Political abuse of prosecution can also take the form of refraining from prosecution. Recall one of the election fairness standards: “Overall, political freedoms of expression, conscience, association, and assembly must be protected.” Human Rights Watch documents how in places like Egypt, non-security forces carry out violence to suppress free speech, without fear of prosecution. Failing to prosecute thugs who suppress free speech is as much a threat to a democratic republic as selective prosecution of political opponents.
We are now seeing tolerated political violence in the United States. Consider the case The Daily Caller profiled, in which Antifa protester Eric Clanton grievously attacked seven victims with a bike lock. A bystander happened to record one of the attacks on video. If you didn’t know, Antifa is the neo-fascist mob that acts and dresses like fascist “blackshirts” from the 1930s.
Although the original video no longer appears to be available, Clanton’s bike lock makes a sickening thunk when it connects with the victim’s head as the victim attempts to give a pro-Trump interview. The video shows the infliction of a serious head injury, as the Trump supporter crumples and his head spurts blood. If Antifa is sincere about fighting fascism in America, it could start by looking at the fascists in the mirror, because this kind of political violence practically defines fascists.

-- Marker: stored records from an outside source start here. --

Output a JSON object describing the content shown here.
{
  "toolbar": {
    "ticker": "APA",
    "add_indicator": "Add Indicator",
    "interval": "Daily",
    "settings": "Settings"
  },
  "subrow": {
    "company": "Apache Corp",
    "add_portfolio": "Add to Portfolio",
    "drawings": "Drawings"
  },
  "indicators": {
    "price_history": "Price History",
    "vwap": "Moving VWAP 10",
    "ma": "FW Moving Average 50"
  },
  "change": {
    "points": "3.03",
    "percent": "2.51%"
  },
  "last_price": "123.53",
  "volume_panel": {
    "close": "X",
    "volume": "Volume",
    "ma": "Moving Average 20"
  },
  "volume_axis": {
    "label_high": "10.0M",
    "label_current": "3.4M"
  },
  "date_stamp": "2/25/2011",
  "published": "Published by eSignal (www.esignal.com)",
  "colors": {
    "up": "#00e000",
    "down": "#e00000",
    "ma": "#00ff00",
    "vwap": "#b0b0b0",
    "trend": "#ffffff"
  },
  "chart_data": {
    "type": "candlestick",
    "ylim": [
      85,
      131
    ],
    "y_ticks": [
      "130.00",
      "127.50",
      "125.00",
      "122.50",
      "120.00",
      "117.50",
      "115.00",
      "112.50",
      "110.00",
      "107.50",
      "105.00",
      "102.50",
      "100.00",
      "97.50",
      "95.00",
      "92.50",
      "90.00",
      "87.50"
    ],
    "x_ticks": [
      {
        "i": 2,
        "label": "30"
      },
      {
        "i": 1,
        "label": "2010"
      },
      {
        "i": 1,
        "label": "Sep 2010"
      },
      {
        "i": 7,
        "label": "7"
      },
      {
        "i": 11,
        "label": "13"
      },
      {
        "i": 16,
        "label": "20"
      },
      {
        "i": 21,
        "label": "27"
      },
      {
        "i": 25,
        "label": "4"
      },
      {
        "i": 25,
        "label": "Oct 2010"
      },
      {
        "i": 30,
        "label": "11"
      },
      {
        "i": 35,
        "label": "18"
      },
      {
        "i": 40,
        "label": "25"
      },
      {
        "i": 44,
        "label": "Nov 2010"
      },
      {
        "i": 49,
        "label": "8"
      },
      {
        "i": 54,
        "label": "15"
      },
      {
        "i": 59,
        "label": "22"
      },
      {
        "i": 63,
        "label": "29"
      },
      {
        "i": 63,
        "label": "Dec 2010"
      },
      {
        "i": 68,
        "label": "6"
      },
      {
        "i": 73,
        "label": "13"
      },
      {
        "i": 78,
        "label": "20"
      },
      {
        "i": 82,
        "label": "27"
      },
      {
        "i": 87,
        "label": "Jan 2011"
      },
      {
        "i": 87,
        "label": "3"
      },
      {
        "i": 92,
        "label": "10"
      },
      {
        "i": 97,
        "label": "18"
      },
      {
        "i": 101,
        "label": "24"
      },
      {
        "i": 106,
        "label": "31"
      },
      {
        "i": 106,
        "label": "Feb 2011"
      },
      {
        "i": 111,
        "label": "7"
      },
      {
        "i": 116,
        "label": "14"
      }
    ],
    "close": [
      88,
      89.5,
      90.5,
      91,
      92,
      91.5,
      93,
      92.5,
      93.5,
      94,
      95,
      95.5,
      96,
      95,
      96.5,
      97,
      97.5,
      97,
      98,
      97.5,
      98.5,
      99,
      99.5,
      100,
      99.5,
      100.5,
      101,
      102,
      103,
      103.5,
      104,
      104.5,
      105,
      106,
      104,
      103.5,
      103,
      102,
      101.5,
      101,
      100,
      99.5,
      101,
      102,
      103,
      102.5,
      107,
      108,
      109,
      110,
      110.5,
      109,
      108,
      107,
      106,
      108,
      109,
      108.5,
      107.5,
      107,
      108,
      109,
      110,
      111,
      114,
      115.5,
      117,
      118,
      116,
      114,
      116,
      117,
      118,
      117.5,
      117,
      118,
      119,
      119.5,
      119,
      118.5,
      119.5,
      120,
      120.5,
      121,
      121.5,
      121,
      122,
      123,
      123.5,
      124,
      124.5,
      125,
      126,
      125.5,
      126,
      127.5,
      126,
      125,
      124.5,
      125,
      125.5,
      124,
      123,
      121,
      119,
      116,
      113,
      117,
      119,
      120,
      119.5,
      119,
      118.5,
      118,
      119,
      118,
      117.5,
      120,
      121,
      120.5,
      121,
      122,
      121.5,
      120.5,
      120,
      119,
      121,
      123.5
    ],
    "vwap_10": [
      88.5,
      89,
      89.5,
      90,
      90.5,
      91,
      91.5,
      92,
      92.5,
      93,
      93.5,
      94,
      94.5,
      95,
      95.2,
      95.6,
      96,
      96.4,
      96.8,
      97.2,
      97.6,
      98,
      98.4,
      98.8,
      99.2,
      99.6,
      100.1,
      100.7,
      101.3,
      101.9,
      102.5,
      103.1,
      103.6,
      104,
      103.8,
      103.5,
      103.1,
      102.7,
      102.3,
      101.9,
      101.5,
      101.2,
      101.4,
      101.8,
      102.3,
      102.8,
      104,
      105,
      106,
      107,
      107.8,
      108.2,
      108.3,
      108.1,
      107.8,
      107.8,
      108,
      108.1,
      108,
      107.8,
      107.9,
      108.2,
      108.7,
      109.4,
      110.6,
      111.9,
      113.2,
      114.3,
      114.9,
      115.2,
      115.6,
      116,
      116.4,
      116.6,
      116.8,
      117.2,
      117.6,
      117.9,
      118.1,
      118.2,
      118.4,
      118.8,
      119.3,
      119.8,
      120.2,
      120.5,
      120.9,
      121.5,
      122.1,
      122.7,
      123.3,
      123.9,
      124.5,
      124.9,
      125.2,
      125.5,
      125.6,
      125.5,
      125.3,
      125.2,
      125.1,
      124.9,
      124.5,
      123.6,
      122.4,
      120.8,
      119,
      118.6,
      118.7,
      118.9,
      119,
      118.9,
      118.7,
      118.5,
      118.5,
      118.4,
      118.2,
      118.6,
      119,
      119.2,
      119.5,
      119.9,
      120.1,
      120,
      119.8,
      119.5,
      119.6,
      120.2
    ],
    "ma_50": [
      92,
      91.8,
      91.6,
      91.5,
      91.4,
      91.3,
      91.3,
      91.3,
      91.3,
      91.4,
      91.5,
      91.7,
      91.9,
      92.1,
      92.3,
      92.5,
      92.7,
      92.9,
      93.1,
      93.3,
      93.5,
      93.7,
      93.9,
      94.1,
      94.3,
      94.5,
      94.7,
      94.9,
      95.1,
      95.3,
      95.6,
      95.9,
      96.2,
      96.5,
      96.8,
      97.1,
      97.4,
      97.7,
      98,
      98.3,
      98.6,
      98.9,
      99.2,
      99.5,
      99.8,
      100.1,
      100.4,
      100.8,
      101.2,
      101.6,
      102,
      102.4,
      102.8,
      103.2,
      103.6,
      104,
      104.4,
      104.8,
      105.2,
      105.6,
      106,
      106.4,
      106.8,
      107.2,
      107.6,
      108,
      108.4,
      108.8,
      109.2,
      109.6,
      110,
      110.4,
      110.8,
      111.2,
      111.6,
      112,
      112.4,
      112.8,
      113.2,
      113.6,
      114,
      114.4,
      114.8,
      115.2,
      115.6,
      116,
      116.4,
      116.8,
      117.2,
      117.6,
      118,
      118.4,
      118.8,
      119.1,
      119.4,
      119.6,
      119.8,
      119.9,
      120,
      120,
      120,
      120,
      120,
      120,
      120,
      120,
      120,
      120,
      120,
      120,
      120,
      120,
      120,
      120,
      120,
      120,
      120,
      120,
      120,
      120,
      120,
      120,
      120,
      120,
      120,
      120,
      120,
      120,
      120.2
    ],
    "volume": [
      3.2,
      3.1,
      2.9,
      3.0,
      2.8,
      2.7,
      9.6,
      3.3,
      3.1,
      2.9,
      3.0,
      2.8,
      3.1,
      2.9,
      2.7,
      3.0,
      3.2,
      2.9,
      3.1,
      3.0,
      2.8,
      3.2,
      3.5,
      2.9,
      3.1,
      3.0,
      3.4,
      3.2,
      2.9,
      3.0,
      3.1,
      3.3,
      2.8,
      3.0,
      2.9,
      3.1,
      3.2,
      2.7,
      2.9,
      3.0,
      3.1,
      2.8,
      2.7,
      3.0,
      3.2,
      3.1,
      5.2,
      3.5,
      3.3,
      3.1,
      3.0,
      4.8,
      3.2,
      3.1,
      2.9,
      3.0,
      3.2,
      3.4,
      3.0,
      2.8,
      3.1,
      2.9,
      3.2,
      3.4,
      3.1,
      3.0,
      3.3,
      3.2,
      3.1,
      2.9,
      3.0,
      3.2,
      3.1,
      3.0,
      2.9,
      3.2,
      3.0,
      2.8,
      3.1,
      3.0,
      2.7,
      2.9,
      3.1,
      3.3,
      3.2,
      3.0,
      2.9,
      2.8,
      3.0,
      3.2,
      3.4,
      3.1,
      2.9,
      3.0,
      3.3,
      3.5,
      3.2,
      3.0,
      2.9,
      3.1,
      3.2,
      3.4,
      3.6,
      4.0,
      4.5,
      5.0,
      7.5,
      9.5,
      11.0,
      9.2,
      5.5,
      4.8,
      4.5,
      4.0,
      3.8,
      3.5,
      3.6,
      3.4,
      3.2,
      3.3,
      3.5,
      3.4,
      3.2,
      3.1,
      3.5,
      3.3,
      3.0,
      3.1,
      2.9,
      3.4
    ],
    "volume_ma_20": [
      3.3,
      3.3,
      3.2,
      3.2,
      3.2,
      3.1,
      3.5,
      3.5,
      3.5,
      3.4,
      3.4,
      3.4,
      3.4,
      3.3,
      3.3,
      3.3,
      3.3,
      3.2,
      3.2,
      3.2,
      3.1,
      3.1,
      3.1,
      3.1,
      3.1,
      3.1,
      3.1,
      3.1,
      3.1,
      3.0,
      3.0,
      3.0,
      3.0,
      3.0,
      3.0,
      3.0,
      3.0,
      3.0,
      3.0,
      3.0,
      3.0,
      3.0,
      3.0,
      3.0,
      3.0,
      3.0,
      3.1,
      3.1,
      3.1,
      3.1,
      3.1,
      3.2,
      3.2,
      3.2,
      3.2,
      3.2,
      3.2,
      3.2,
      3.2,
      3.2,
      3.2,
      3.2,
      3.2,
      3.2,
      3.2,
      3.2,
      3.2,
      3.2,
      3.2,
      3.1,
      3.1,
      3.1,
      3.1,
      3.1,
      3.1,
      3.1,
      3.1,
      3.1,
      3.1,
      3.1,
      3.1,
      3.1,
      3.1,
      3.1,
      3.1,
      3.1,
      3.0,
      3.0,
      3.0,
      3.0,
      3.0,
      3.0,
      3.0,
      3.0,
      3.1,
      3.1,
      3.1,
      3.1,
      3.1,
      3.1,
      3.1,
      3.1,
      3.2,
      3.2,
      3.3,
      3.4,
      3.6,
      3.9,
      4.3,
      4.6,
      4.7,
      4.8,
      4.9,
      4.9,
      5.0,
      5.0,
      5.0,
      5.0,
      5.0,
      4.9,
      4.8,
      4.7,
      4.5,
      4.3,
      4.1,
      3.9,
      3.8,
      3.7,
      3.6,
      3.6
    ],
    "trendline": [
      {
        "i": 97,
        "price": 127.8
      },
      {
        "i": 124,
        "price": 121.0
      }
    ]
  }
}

In spite of initially being charged with several felony assaults, Clanton received a plea deal requiring one no-contest plea to a misdemeanor and three years of probation. Had the victim been a liberal instead of a Trump supporter, one can easily imagine the DOJ opening a civil rights case against the perpetrator. The DOJ’s deafening silence acts as a subtle wink and nod, further emboldening a mob veto of non-liberal speech.
While the DOJ ignores such violations, the liberal Ninth Circuit Court of Appeals is allowing a private civil rights lawsuit against police who failed to protect Trump supporters from the mob violence. Thank you, Ninth Circuit for defending free speech that the Jeff Sessions DOJ will not.
Similarly, the DOJ’s U.S. attorney in Washington D.C. dropped all charges against 38 defendants who violently rioted during the president’s inauguration. Again, when law enforcement, including prosecutors, fail to punish lawless hoodlums who disrupt the peaceful assembly or speech of their political opponents, it emboldens future use of these tactics and further degrades the environment necessary for free speech.
It is a mystery why Sessions and his deputy, Rod Rosenstein, are presiding over a rapid and possibly irreversible decline in the fairness of the U.S. election system and the safety necessary to conduct free speech. The left is angry that Trump won the election, and they’re using the special counsel, DOJ, and tolerance of Antifa to punish and deter their opponents.
Political prosecution and mob veto of speech is a hallmark of dysfunctional democracies like Iran and Russia. It has no place inside the United States.